Soil found at the Leslie Science & Nature Center, an outdoor area with trails, a critter house and public programming in Ann Arbor, has tested positive for “elevated levels” of heavy metals like arsenic and lead, the center reported Monday.
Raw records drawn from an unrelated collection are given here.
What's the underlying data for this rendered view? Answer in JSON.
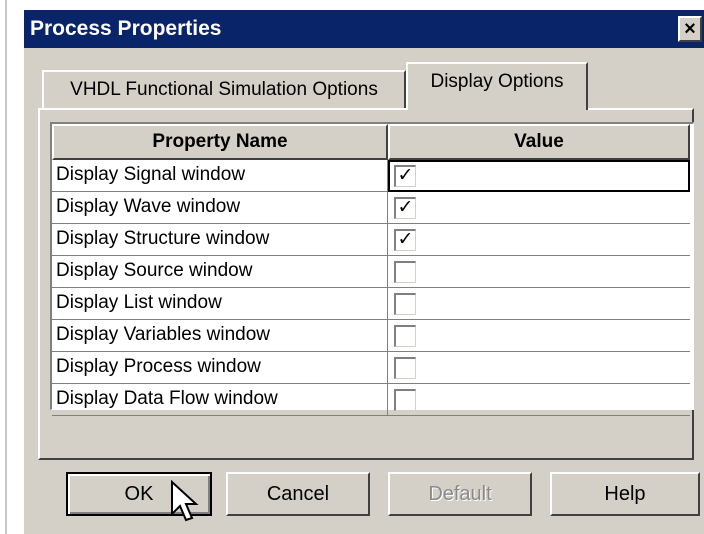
{
  "dialog": {
    "title": "Process Properties",
    "close_label": "×"
  },
  "tabs": [
    {
      "label": "VHDL Functional Simulation Options",
      "active": false
    },
    {
      "label": "Display Options",
      "active": true
    }
  ],
  "grid": {
    "headers": {
      "name": "Property Name",
      "value": "Value"
    },
    "rows": [
      {
        "name": "Display Signal window",
        "checked": true,
        "mark": "✓"
      },
      {
        "name": "Display Wave window",
        "checked": true,
        "mark": "✓"
      },
      {
        "name": "Display Structure window",
        "checked": true,
        "mark": "✓"
      },
      {
        "name": "Display Source window",
        "checked": false,
        "mark": ""
      },
      {
        "name": "Display List window",
        "checked": false,
        "mark": ""
      },
      {
        "name": "Display Variables window",
        "checked": false,
        "mark": ""
      },
      {
        "name": "Display Process window",
        "checked": false,
        "mark": ""
      },
      {
        "name": "Display Data Flow window",
        "checked": false,
        "mark": ""
      }
    ]
  },
  "buttons": {
    "ok": "OK",
    "cancel": "Cancel",
    "default": "Default",
    "help": "Help"
  },
  "icons": {
    "close": "close-icon",
    "cursor": "mouse-pointer-icon"
  }
}
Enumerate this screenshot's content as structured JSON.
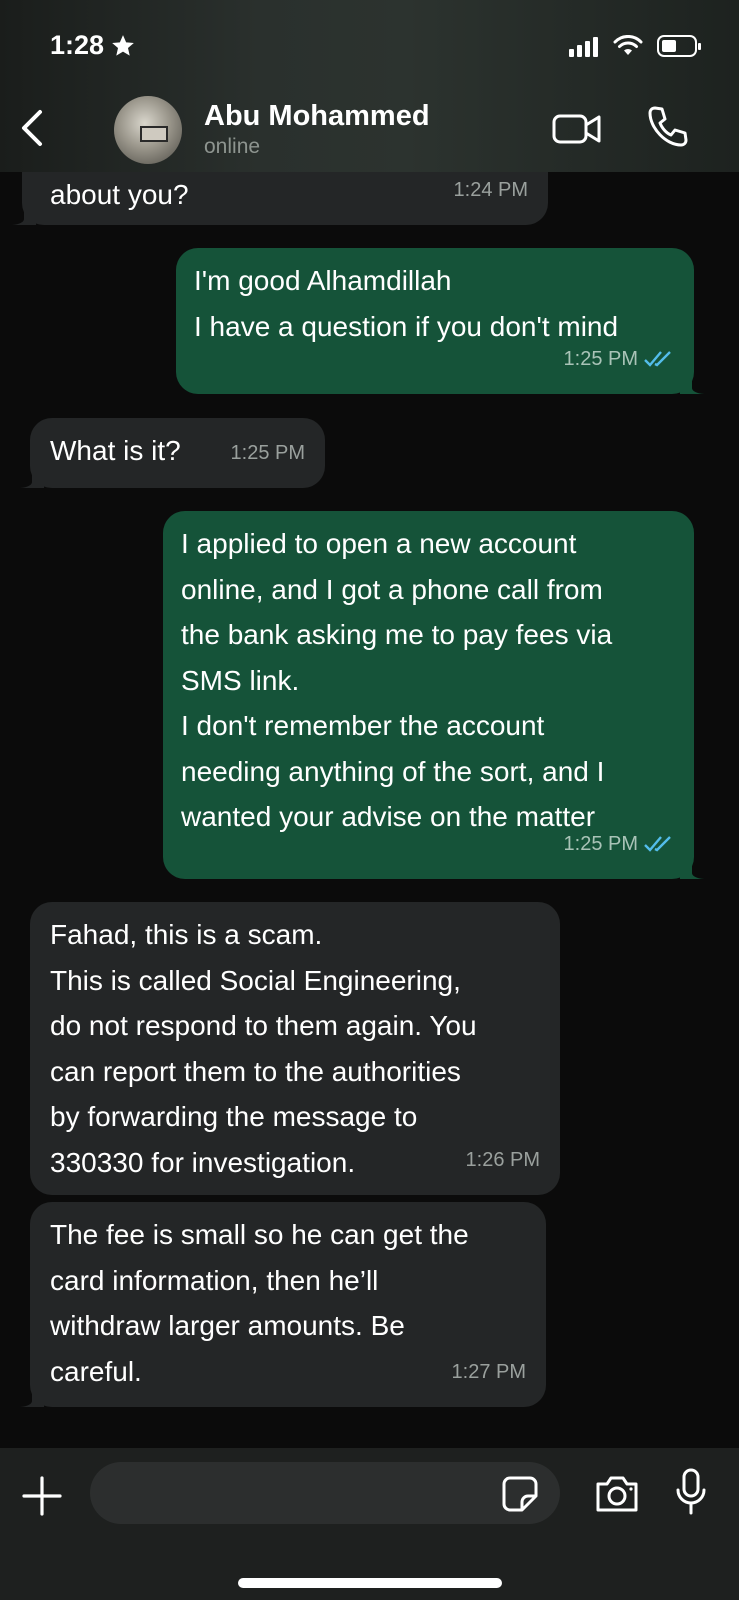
{
  "status_bar": {
    "time": "1:28"
  },
  "header": {
    "back_icon": "chevron-left-icon",
    "contact_name": "Abu Mohammed",
    "contact_status": "online",
    "video_icon": "video-camera-icon",
    "call_icon": "phone-icon"
  },
  "messages": [
    {
      "direction": "incoming",
      "text": "about you?",
      "time": "1:24 PM"
    },
    {
      "direction": "outgoing",
      "text": "I'm good Alhamdillah\nI have a question if you don't mind",
      "time": "1:25 PM",
      "status": "read"
    },
    {
      "direction": "incoming",
      "text": "What is it?",
      "time": "1:25 PM"
    },
    {
      "direction": "outgoing",
      "text": "I applied to open a new account\nonline, and I got a phone call from\nthe bank asking me to pay fees via\nSMS link.\nI don't remember the account\nneeding anything of the sort, and I\nwanted your advise on the matter",
      "time": "1:25 PM",
      "status": "read"
    },
    {
      "direction": "incoming",
      "text": "Fahad, this is a scam.\nThis is called Social Engineering,\ndo not respond to them again. You\ncan report them to the authorities\nby forwarding the message to\n330330 for investigation.",
      "time": "1:26 PM"
    },
    {
      "direction": "incoming",
      "text": "The fee is small so he can get the\ncard information, then he’ll\nwithdraw larger amounts. Be\ncareful.",
      "time": "1:27 PM"
    }
  ],
  "composer": {
    "placeholder": "",
    "plus_icon": "plus-icon",
    "sticker_icon": "sticker-icon",
    "camera_icon": "camera-icon",
    "mic_icon": "microphone-icon"
  },
  "colors": {
    "incoming_bubble": "#242627",
    "outgoing_bubble": "#155339",
    "read_receipt": "#53bdeb",
    "background": "#0b0b0b"
  }
}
In response to the findings, sections of the park have been fenced off as restricted areas, while the rest of the park remains open.
“The city is moving quickly to identify an appropriate remediation plan that will ensure LSNC remains a valuable community asset,” Assistant City Manager John Fournier said.
Programming has been moved off-site — “out of an abundance of caution” — as an industrial toxicologist told the city the soil could pose a risk if ingested, according to the center.
According to a city announcement, soil test results received by the city of Ann Arbor on June 20 found traces of arsenic, cadmium, chromium, copper, lead, zinc, selenium, silver, mercury and some semi and volatile organic compounds.
The soil samples were collected from the planned Nature Playscape construction site and surrounding areas on May 30. The park first asked the city to analyze the soil after discovering an unnatural depression in the woods by the project in April.
According to the city, part of the woods may have previously been a dump site for the original owner of the property, a chemical engineer who used the area as the “headquarters” for his work. Ann Arbor officials noted the possible dump site currently has no play structures or programming.
City leaders said results from more comprehensive testing may differ from the initial preliminary report, which they consider “advisory and not determinative.” The Nature Playscape is on hold while Ann Arbor plans to conduct a second round of testing, with results expected by the end of next week.